4697491_monash_165923.pdf (1.88 MB)
US and EU cooperation on financial regulatory reform during the financial crisis: the role of interdependence
thesisposted on 2017-02-27, 06:04 authored by O'Shea, Peter Mark

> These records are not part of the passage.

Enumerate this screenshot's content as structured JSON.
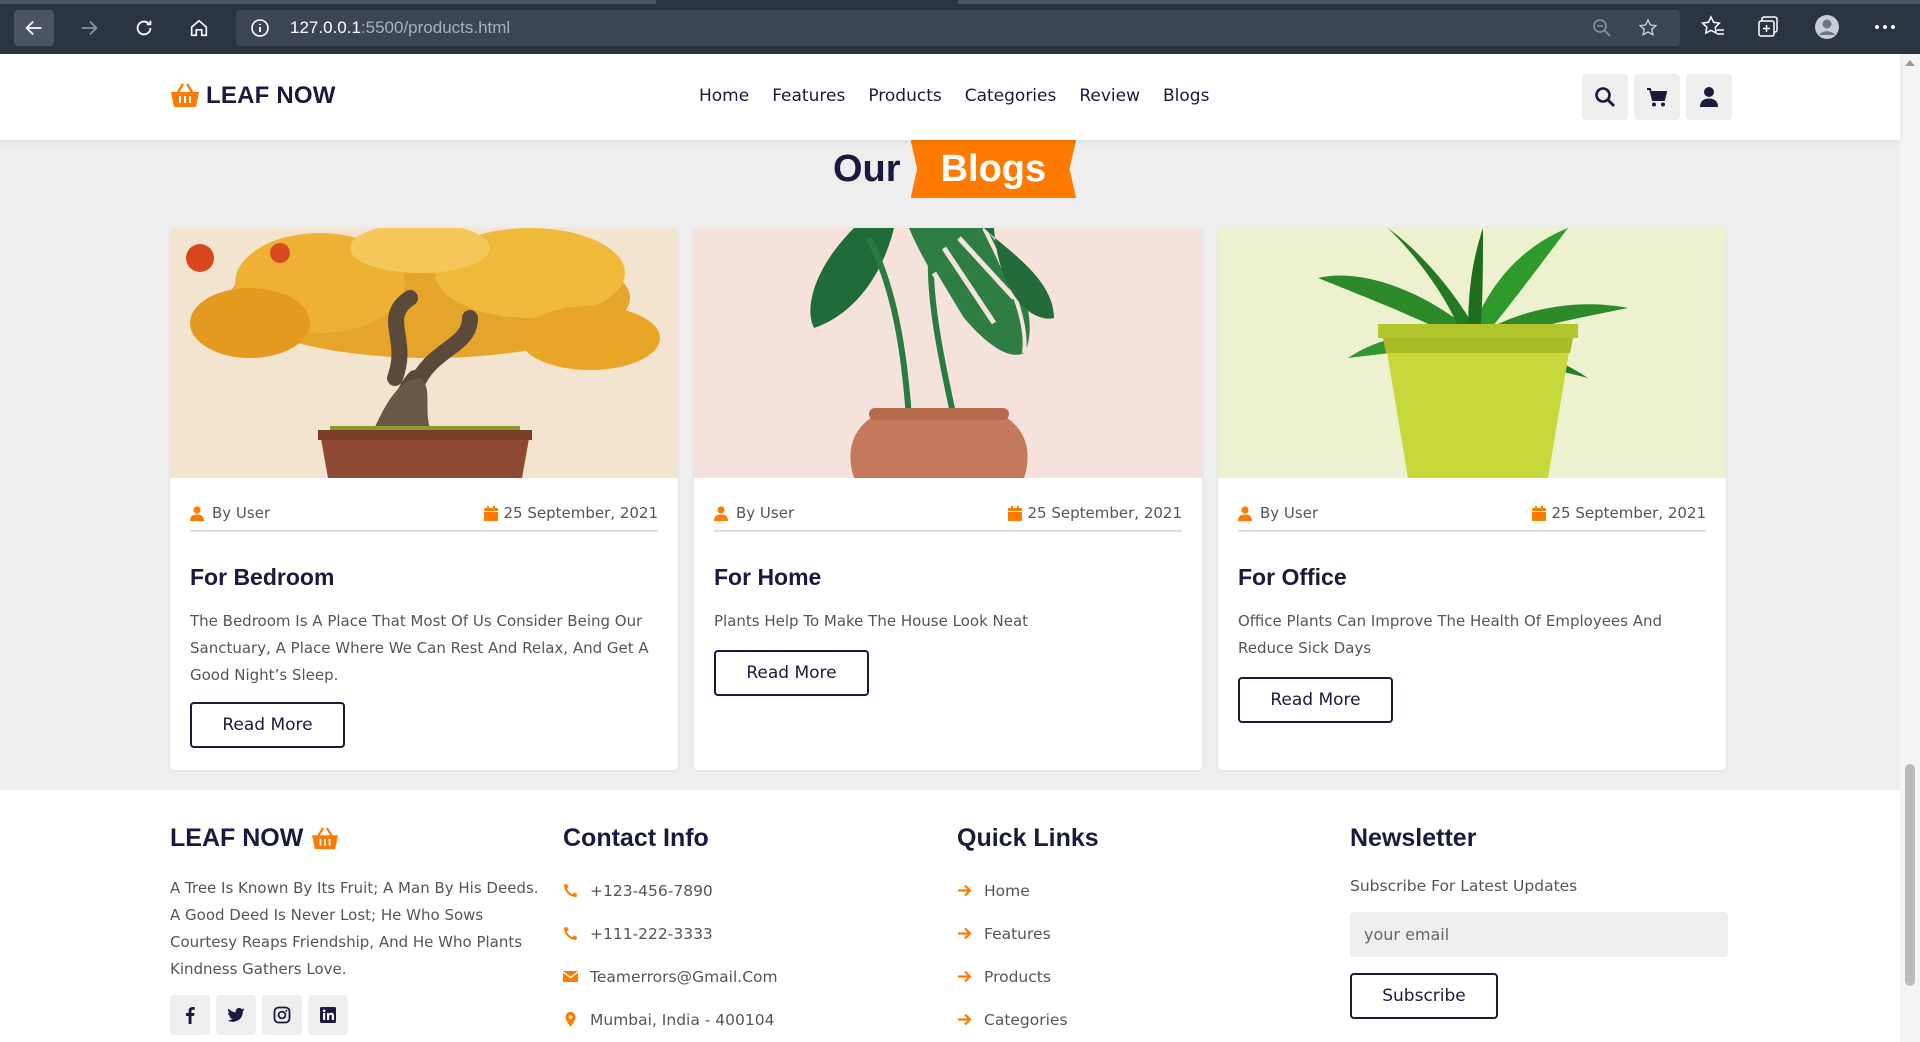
{
  "browser": {
    "url_host": "127.0.0.1",
    "url_path": ":5500/products.html"
  },
  "header": {
    "brand": "LEAF NOW",
    "nav": [
      "Home",
      "Features",
      "Products",
      "Categories",
      "Review",
      "Blogs"
    ]
  },
  "blogs": {
    "heading_first": "Our",
    "heading_highlight": "Blogs",
    "read_more": "Read More",
    "cards": [
      {
        "author": "By User",
        "date": "25 September, 2021",
        "title": "For Bedroom",
        "desc": "The Bedroom Is A Place That Most Of Us Consider Being Our Sanctuary, A Place Where We Can Rest And Relax, And Get A Good Night’s Sleep."
      },
      {
        "author": "By User",
        "date": "25 September, 2021",
        "title": "For Home",
        "desc": "Plants Help To Make The House Look Neat"
      },
      {
        "author": "By User",
        "date": "25 September, 2021",
        "title": "For Office",
        "desc": "Office Plants Can Improve The Health Of Employees And Reduce Sick Days"
      }
    ]
  },
  "footer": {
    "brand": "LEAF NOW",
    "about": "A Tree Is Known By Its Fruit; A Man By His Deeds. A Good Deed Is Never Lost; He Who Sows Courtesy Reaps Friendship, And He Who Plants Kindness Gathers Love.",
    "contact_title": "Contact Info",
    "contacts": [
      "+123-456-7890",
      "+111-222-3333",
      "Teamerrors@Gmail.Com",
      "Mumbai, India - 400104"
    ],
    "links_title": "Quick Links",
    "links": [
      "Home",
      "Features",
      "Products",
      "Categories"
    ],
    "newsletter_title": "Newsletter",
    "newsletter_sub": "Subscribe For Latest Updates",
    "email_placeholder": "your email",
    "subscribe_label": "Subscribe"
  },
  "colors": {
    "accent": "#ff7a00",
    "navy": "#1a1a3e",
    "page_bg": "#eeeeee"
  }
}
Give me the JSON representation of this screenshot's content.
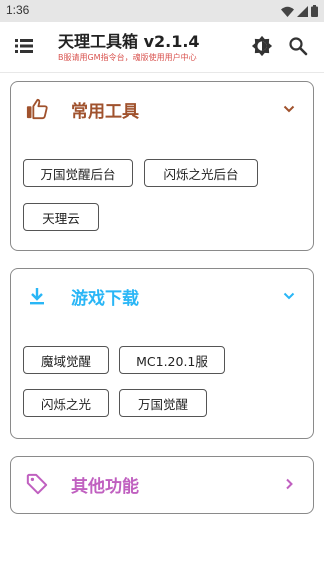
{
  "status_bar": {
    "time": "1:36"
  },
  "header": {
    "title": "天理工具箱 v2.1.4",
    "subtitle": "B服请用GM指令台，魂版使用用户中心"
  },
  "sections": [
    {
      "title": "常用工具",
      "icon": "thumbs-up-icon",
      "expanded": true,
      "color": "#a0522d",
      "items": [
        "万国觉醒后台",
        "闪烁之光后台",
        "天理云"
      ]
    },
    {
      "title": "游戏下载",
      "icon": "download-icon",
      "expanded": true,
      "color": "#29b6f6",
      "items": [
        "魔域觉醒",
        "MC1.20.1服",
        "闪烁之光",
        "万国觉醒"
      ]
    },
    {
      "title": "其他功能",
      "icon": "tag-icon",
      "expanded": false,
      "color": "#c060c0",
      "items": []
    }
  ]
}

After progressively deepening political, security, trade and financial ties over successive decades, at the time the financial crisis hit Europe in 2008, the level of financial and economic interdependence between the United States and the European Union was highly developed. Examining several case studies on US and EU cooperation on financial regulatory reforms in the early stages of the financial crisis — the convergence of accounting standards across the Atlantic, the regulation of credit default swaps, the regulation of credit ratings agencies and a reinforced role for the International Monetary Fund and the Financial Stability Board — this thesis considers the role that financial and economic interdependencies played in policy decision-making. It follows an approach outlined by Keohane and Nye, considering the political processes involved in situations of complex interdependence. This research shows how, in an effort to save, protect and reinforce their respective and common financial and economic interests in each other’s markets and around the world, they developed a coordinated agenda for bilateral and international financial regulatory reform. The result was not only a deeper relationship, intensification of the transgovernmental decision-making policy process, but also greater policy convergence in several financial regulatory issue-areas. This research finds there are several important theoretical and policy implications of this cooperation. It shows how financial markets and economic interdependencies had a direct causal effect on the decisions by regulators and policy-makers to cooperate on policy reform. US and EU financial and economic interdependencies were found to have constrained the agenda of political actors and diminished their alternatives. The policy implications are that closing existing gaps in transatlantic financial governance, sustaining political will for close policy cooperation and maintaining a robust regular and effective dialogue to contain the risks of financial contagion in the transatlantic market remains imperative.